Death and Dahl
Let's just say I do have a bulging disc in my spine (although I am yet to have a scan to confirm it) I find myself in an emotional pit which is far deeper than I would have believed an injury like this could topple me into. Yet here I am and I am facing troubling thoughts.
Death is forefront in my mind and haunts me as it has never done before. I previously aspired to invincibility, believing myself to be almost immortal. I was working hard to achieve this perfection myth, in my fathering, in my yoga, in my physical body, throughout my life. Now I have discovered painfully just how much of a lie I was telling myself.
Many times each day I think back desperately to when pain was not part of my moment to moment living. When my body moved freely and fluidly and was upright, not stooped and stiff and slow. I am attached to and entangled with that past reality, however much of an unsustainable myth it was. I want it back. Wanting it back makes my current pain worse. I understand this cycle and yet I am playing it out day after day. A part of me is not willing to start climbing out of the hole. So on it goes. Relentlessly. Painfully. Miserably.
One of my friends is dying from spine cancer. I can't bear to look at the updates on his condition. In his imminent death I see my own. In his reflection I feel that I should be grateful for what I have and sometimes I remember to be thankful. But mostly what I think deep down is how unwilling I would be to accept my own death if it was brought to me soon. How hard I would fight and how futile that fight would be.
Yesterday my woman told me that since my body broke she has noticed with relief that my anger has mostly left me. She wants to spend more time with me. She says I am softer, more vulnerable. She is not alone. Other people have reached out to me with tenderness and empathy and support, yoga students and friends alike. Yet I sit here primarily wanting to withdraw and be left alone. The old pattern of isolation. Driven by a belief inside that I am on my own and had better get my head down and get on with it. I recognise this as unhelpful and yet it is a powerful learnt behaviour which has got me this far and must have served me in the past.
I am working on opening to support and love. I am digging deep each day for the courage to show myself to the world in my broken state, to say yes when someone asks if I have something wrong with my back, rather than deflect attention. I am trying but it is painful and excruciating and I am finding it exhausting. I want to cry all the time and when my body senses this vulnerability my muscles get tight and lock me down through jaw and fists and shoulders and psoas and hamstrings. Everything is holding and gripping. I know my body seeks to protect me against the structural injury but it is armouring me against love and care and I don't know how deep I have to dig in this pit or how long I have to stay here before my body will give me permission to start climbing out. What more do I have to let go of? How much more bent and stiff does my body need to get? How much more pain?

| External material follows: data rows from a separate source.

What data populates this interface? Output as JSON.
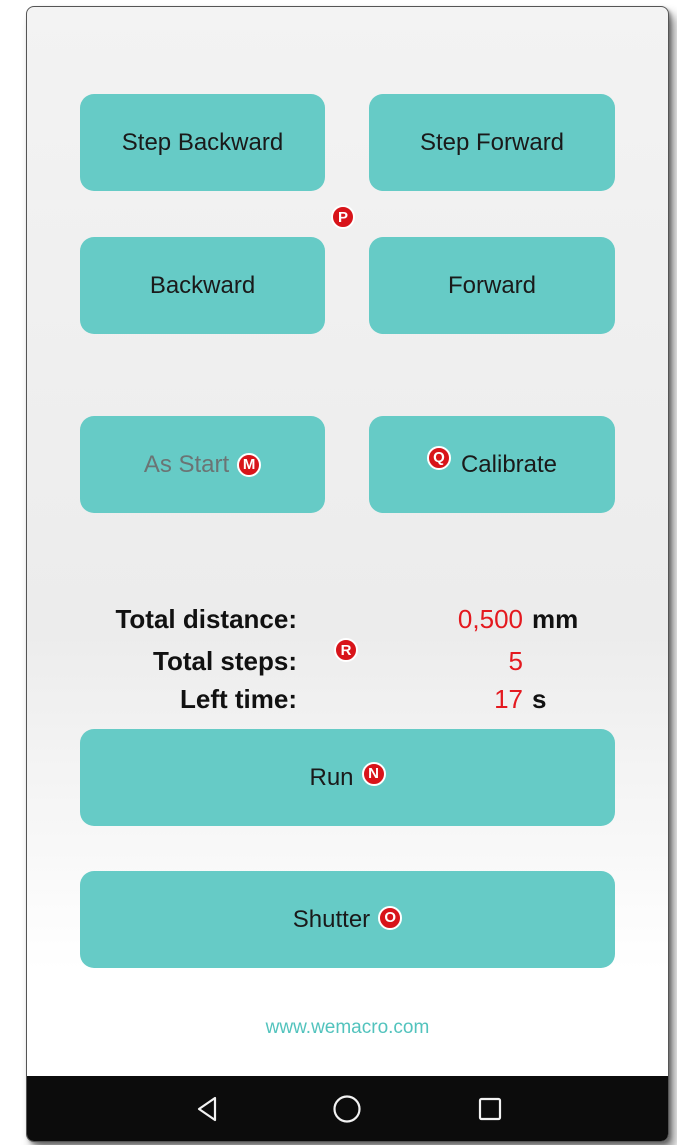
{
  "buttons": {
    "step_backward": "Step Backward",
    "step_forward": "Step Forward",
    "backward": "Backward",
    "forward": "Forward",
    "as_start": "As Start",
    "calibrate": "Calibrate",
    "run": "Run",
    "shutter": "Shutter"
  },
  "markers": {
    "p": "P",
    "m": "M",
    "q": "Q",
    "r": "R",
    "n": "N",
    "o": "O"
  },
  "info": {
    "total_distance_label": "Total distance:",
    "total_distance_value": "0,500",
    "total_distance_unit": "mm",
    "total_steps_label": "Total steps:",
    "total_steps_value": "5",
    "left_time_label": "Left time:",
    "left_time_value": "17",
    "left_time_unit": "s"
  },
  "footer": {
    "link": "www.wemacro.com"
  },
  "colors": {
    "button": "#66cbc6",
    "value_red": "#e4191f",
    "marker_red": "#d8141a",
    "link": "#52c3bd",
    "navbar": "#0c0c0c"
  },
  "icons": {
    "nav_back": "back-triangle-icon",
    "nav_home": "home-circle-icon",
    "nav_recents": "recents-square-icon"
  }
}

A goddess I know sent me this piece of writing from Roald Dahl recently which gave me some succour in this time of hardship and distress, particularly as it was this author who gave me such a colourful and comforting escape route during periods of difficulty and sadness in my childhood. So here he is again, helping me to see a more magical world, for which I am grateful.

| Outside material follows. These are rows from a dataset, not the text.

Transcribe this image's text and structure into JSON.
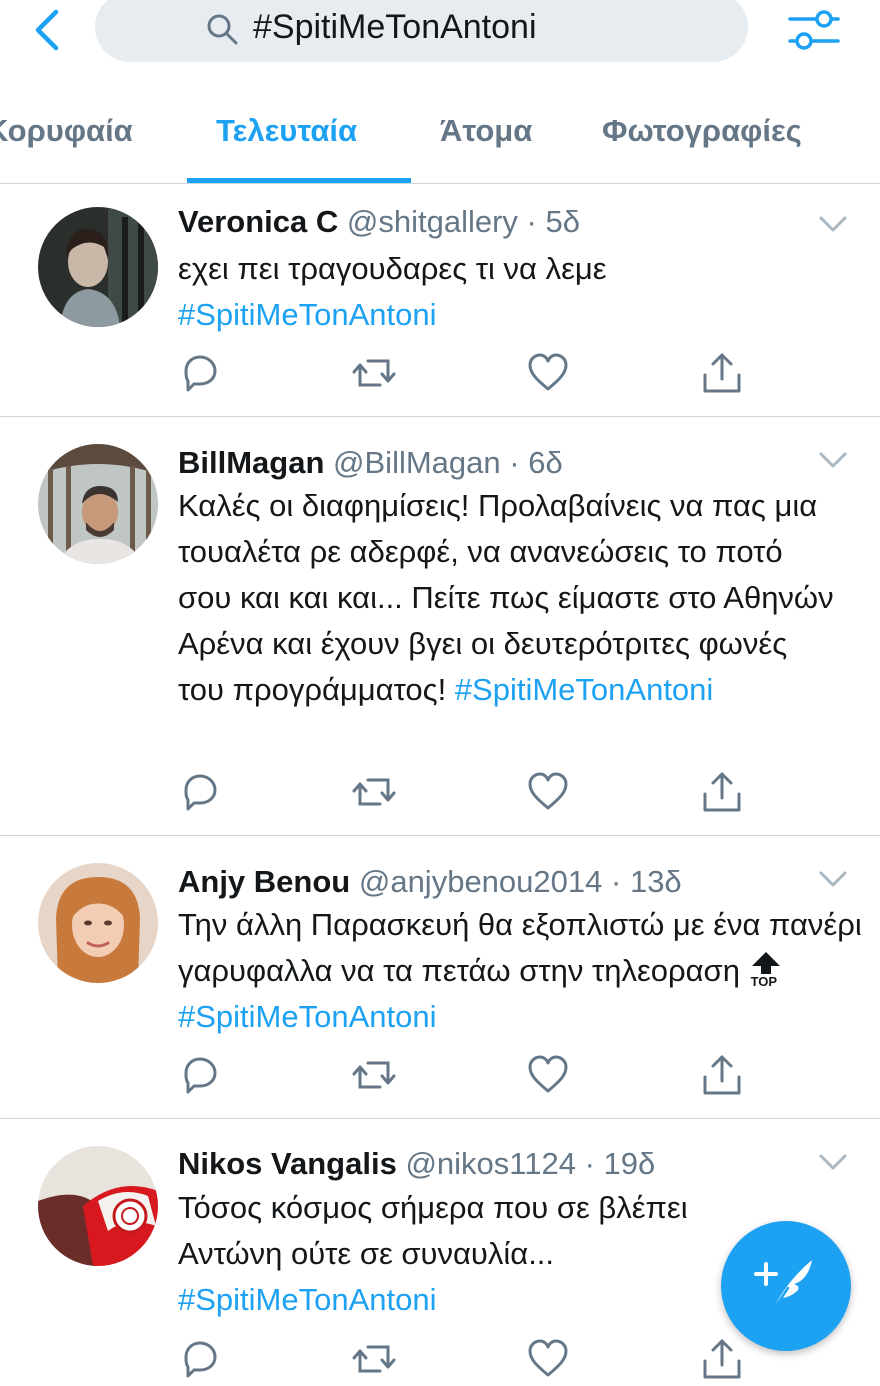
{
  "header": {
    "search_query": "#SpitiMeTonAntoni"
  },
  "tabs": [
    {
      "label": "Κορυφαία"
    },
    {
      "label": "Τελευταία"
    },
    {
      "label": "Άτομα"
    },
    {
      "label": "Φωτογραφίες"
    }
  ],
  "colors": {
    "accent": "#1da1f2",
    "secondary_text": "#657786",
    "divider": "#ccd6dd"
  },
  "tweets": [
    {
      "name": "Veronica C",
      "handle": "@shitgallery",
      "time": "5δ",
      "text": "εχει πει τραγουδαρες τι να λεμε",
      "hashtag": "#SpitiMeTonAntoni"
    },
    {
      "name": "BillMagan",
      "handle": "@BillMagan",
      "time": "6δ",
      "text": "Καλές οι διαφημίσεις! Προλαβαίνεις να πας μια τουαλέτα ρε αδερφέ, να ανανεώσεις το ποτό σου και και και... Πείτε πως είμαστε στο Αθηνών Αρένα και έχουν βγει οι δευτερότριτες φωνές του προγράμματος!",
      "hashtag": "#SpitiMeTonAntoni"
    },
    {
      "name": "Anjy Benou",
      "handle": "@anjybenou2014",
      "time": "13δ",
      "text": "Την άλλη Παρασκευή θα εξοπλιστώ με ένα πανέρι γαρυφαλλα να τα πετάω στην τηλεοραση",
      "emoji_text": "TOP",
      "hashtag": "#SpitiMeTonAntoni"
    },
    {
      "name": "Nikos Vangalis",
      "handle": "@nikos1124",
      "time": "19δ",
      "text": "Τόσος κόσμος σήμερα που σε βλέπει Αντώνη ούτε σε συναυλία...",
      "hashtag": "#SpitiMeTonAntoni"
    }
  ],
  "icons": {
    "back": "chevron-left-icon",
    "search": "search-icon",
    "filter": "filter-sliders-icon",
    "more": "chevron-down-icon",
    "reply": "reply-icon",
    "retweet": "retweet-icon",
    "like": "heart-icon",
    "share": "share-icon",
    "compose": "compose-tweet-icon"
  }
}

"I just want to tell you this: I am an expert on being very ill and having to lie in bed. You are not. Even after you get up and get well after this, you still will be only an amateur at the game compared with us pros. Like any other business, or any unusual occupation, it’s a hell of a tough one to learn. But you know I’m convinced that it has its compensations — for someone like me it does anyway.

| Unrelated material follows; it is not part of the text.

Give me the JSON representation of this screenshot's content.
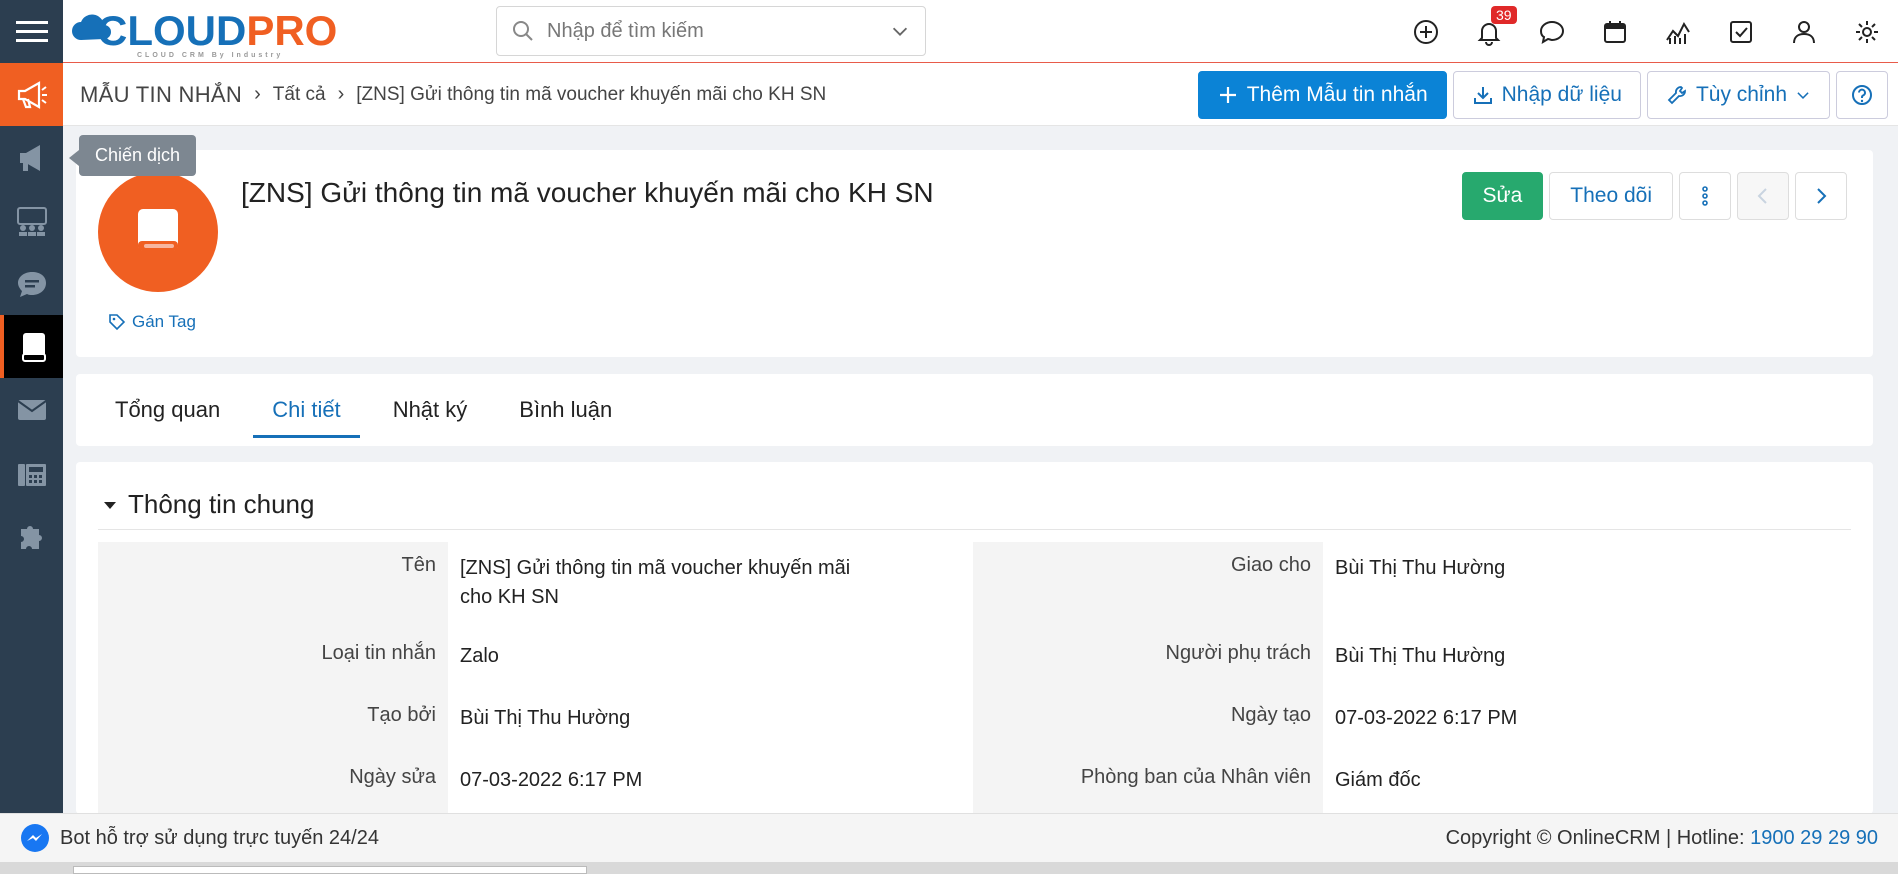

I doubt I would have written a line, or would have had the ability to write a line, unless some minor tragedy had sort of twisted my mind out of the normal rut. You of course were already a philosopher before you became ill. But I predict that you will emerge a double philosopher, and a super philosopher after all this is over. I emerged a tiny-philosopher, a fractional philosopher from nothing, so it stands to reason that you will advance from straight philosopher to super philosopher.
I mean this. I know that serious illness is a good thing for the mind. It is always worth it afterwards. There’s something of the yogi about it, with all its self-disciplines and horrors. And it’s one of the few experiences that you’d never had up to now. So take my view and be kind of thankful that it came. And if afterwards, it leaves you with an ache, or a pain, or a slight disability, as it does me, it doesn’t matter a damn; at least not to anyone but yourself. And as you’ve taught me so well, that is the only unimportant person — oneself." - Roald Dahl.